Microsoft Excel and Google Sheets are more than easy-to-use apps – they’re powerful tools. Businesses use them to create everything from budget plans to forecasting revenue. While they are powerful tools, spreadsheets are not always pleasing to the eye of the average user. Even alternating the colors of rows and columns of numbers can’t stop the eyes of most users from glazing over.
We recently helped a client with a project to design a new user interface to replace two powerful – yet not visually appealing – spreadsheet sales tools.
Comparing apples and oranges
The client used an Excel spreadsheet as a calculator to demonstrate cost savings during sales calls, but they wanted to create a self-service tool that customers could use themselves.
One of the products the client offers is elastomeric respirators. The upfront costs for the reusable respirators are higher than the alternative – disposable N95 masks. But the long-term costs drop dramatically since businesses can change the filters of the elastomeric respirators and keep them in use for longer periods. For example, they used the calculator to show that even if you’re replacing a filter set every week, you’re still going to save about 38% over the cost of outfitting people with N95 masks.
Great solutions are the perfect mix of form and function – so they approached us to create a web interface for the calculator that their sales team and customers could use. Having two different user personas meant we needed to design an interface that could be easy to control and understand.
We started with reviewing their brand guide to get an understanding of what elements we could work with. The main fields for the calculator are for entering the usage numbers for N95 masks and the pricing for elastomeric filters and respirators. We used a slider control to change the values for the number of elastomeric filters easily.
We used the client’s brand colors to show a clear delineation between the costs for the N95 masks and the elastomeric respirators.
Being able to enter the cost values quickly was only step one. Next, we wanted to enable our client to show the changes in savings in real-time as the customer or salesperson changed the values.
We designed two charts to help demonstrate the cost savings by taking the tabular data making it clear and readable. The first chart displays the comparative costs of the N95 masks compared to the elastomeric respirators. The second chart draws out the cost savings over five years with a hover function that allows the user to see the cost savings per year.
Creating the charts had an exciting challenge. The inputs for the N95 masks and the elastomeric respirators are not analogous. For example, a customer could say they would use 5000 N95 masks per month, and the comparable elastomeric numbers would be 250 respirators with filter sets for the same number of employees. We had to take these two different data points and show a cost comparison. As we mentioned, the elastomeric respirators have a higher upfront cost for the first year as the customer has to purchase the masks and filters. But in each subsequent year, the savings increase as only the filters need to be replaced.
Since this was a customer-facing tool, we also included a bespoke section to include marketing information to help reinforce the value of not just the respirators but also working with our client.
The total cost of ownership
The second tool the client needed a new interface for was a total cost of ownership calculator. They provide the sale and installation of telemetry sensors to measure everything from hydrogen sulfide to carbon dioxide levels.

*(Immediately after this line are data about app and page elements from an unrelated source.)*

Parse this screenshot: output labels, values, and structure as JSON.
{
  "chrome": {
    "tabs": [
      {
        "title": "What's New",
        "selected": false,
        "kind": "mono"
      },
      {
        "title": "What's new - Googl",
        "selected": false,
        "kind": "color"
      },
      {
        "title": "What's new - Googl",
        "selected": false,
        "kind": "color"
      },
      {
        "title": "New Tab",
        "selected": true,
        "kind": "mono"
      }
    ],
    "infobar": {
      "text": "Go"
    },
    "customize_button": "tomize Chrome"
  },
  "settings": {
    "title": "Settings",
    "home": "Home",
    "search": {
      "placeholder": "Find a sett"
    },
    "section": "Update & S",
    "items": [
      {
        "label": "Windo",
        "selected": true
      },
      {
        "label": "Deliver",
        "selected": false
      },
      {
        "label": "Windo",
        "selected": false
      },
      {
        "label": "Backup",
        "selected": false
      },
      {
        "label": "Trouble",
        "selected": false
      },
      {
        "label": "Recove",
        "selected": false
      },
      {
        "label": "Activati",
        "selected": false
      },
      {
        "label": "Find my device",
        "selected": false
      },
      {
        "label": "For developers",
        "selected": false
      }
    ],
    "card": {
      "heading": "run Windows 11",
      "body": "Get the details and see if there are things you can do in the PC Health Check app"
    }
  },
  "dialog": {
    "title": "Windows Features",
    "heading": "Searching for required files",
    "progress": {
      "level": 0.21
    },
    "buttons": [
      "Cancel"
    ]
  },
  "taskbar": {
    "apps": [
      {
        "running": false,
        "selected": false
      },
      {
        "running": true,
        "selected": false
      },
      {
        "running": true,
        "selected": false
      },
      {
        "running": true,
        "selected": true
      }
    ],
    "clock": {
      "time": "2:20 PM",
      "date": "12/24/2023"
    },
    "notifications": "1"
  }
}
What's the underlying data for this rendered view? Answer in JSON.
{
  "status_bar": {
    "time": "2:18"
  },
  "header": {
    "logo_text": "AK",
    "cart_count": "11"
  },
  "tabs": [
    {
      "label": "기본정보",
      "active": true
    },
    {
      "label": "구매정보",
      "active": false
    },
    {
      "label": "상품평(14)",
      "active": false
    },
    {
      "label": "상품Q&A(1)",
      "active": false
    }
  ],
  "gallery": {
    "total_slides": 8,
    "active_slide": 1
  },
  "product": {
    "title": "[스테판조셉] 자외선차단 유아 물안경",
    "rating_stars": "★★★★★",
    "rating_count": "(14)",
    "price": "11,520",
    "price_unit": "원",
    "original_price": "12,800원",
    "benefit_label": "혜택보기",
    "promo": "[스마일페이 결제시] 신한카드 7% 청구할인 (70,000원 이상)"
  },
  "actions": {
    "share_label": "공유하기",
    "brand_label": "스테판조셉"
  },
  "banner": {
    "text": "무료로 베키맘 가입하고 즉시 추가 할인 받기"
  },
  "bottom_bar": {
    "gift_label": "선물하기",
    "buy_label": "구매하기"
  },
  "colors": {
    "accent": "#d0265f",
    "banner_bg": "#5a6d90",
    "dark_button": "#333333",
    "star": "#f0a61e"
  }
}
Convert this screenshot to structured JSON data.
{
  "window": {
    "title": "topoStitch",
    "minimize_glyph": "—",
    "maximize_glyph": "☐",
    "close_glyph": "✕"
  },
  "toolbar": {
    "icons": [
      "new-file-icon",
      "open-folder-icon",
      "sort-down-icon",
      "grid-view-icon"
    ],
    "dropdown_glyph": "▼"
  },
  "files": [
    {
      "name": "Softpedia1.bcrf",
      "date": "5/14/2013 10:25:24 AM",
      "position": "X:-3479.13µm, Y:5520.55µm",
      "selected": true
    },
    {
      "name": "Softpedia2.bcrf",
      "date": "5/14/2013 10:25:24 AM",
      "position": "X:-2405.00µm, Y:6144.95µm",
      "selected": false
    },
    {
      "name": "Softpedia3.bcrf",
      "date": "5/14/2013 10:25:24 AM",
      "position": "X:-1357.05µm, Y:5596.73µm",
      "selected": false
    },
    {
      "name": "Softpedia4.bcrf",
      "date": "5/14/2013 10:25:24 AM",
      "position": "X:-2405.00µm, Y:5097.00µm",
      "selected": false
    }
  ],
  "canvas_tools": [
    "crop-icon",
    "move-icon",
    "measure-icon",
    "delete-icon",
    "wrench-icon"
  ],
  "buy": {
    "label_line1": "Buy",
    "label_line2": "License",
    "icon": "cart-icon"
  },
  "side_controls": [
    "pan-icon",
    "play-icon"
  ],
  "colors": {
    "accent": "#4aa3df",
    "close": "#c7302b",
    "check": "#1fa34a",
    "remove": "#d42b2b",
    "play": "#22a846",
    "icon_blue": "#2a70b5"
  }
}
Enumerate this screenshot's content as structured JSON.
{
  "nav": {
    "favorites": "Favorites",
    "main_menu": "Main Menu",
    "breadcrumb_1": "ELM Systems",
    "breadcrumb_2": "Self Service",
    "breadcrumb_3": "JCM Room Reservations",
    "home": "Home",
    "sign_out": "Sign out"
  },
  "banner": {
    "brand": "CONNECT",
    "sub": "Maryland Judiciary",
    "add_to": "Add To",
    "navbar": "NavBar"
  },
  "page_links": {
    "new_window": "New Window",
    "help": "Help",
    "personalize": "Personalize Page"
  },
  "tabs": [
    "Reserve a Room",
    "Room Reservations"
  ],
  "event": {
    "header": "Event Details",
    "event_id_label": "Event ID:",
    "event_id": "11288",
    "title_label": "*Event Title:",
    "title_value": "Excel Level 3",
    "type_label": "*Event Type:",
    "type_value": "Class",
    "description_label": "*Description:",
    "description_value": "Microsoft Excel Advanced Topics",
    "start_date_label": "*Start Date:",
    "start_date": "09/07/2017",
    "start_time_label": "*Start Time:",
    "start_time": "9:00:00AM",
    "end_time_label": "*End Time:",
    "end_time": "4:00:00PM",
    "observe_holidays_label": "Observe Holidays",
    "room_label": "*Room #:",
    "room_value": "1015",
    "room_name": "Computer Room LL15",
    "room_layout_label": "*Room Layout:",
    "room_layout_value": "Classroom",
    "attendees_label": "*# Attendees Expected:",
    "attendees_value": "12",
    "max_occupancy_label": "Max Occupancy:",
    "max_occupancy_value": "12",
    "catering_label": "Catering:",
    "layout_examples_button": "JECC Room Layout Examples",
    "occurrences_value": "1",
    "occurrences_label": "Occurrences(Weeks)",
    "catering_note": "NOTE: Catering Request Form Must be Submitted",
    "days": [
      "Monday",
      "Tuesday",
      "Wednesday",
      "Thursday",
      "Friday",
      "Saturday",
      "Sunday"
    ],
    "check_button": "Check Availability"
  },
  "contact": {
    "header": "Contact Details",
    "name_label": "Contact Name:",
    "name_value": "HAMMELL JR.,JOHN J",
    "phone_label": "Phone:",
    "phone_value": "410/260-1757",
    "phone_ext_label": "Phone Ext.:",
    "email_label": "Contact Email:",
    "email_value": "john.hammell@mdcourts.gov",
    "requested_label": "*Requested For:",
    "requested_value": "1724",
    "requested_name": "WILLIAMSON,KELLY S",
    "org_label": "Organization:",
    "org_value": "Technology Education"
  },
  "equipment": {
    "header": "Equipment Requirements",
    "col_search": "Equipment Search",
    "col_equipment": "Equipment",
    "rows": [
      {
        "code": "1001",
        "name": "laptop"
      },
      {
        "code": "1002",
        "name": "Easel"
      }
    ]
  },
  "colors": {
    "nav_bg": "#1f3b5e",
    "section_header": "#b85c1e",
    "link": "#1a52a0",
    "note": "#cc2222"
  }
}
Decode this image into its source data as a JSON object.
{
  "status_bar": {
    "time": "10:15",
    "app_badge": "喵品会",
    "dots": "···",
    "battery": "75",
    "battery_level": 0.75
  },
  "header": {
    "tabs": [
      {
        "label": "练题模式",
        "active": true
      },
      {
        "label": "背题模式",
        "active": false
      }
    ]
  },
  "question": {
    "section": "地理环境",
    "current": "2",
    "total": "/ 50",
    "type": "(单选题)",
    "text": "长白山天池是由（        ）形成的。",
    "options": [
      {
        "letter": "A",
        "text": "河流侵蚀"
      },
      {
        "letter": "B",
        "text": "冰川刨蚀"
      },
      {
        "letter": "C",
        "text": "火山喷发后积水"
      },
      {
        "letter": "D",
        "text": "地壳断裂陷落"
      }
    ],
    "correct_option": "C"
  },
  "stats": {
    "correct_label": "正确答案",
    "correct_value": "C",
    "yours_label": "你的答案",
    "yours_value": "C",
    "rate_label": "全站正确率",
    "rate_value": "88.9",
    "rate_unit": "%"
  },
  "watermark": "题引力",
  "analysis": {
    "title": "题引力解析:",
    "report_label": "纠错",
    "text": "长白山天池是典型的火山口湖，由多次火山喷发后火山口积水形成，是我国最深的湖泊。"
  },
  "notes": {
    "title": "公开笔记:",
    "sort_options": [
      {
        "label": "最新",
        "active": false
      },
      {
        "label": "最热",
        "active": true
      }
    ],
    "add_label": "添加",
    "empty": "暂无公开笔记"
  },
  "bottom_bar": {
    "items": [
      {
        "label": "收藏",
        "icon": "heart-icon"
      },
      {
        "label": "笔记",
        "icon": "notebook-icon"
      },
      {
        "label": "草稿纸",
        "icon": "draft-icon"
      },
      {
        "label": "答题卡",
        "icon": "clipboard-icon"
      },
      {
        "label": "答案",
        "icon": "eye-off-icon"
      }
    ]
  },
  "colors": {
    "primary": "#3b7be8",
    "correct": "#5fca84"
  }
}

Using the same design paradigms as the elastomeric respirator cost calculator, we designed a total cost of ownership self-service tool for their customers. There are multiple cost inputs including, hardware, installation, labour, and replacement costs. To simply the user interface, we designed a tab control to separate them.
As a customer makes adjustments, the graphs on the tool update to reflect the total cost of ownership compared to their competitor’s sensors. We took a massive set of inputs and outputs and simplified them into an easy-to-read (and convincing) tool to help their customers make a purchase decision.
Show, don’t tell
User experience design is more than just brand guides and button placements – in this project, we had to dissect these spreadsheets. We needed to understand what matters to the client and customers and then design a user-friendly interface and drive the customer to the call to action – contact a salesperson and get a conversation started.
Our design philosophy focuses on creating user interfaces that are intuitive, functionals, and elegant. Converting Excel spreadsheets into web-based tools may seem simple - but looks can be deceiving. You’re taking the power of one of the most used applications and making something not just beautiful in form but with the same level of functionality.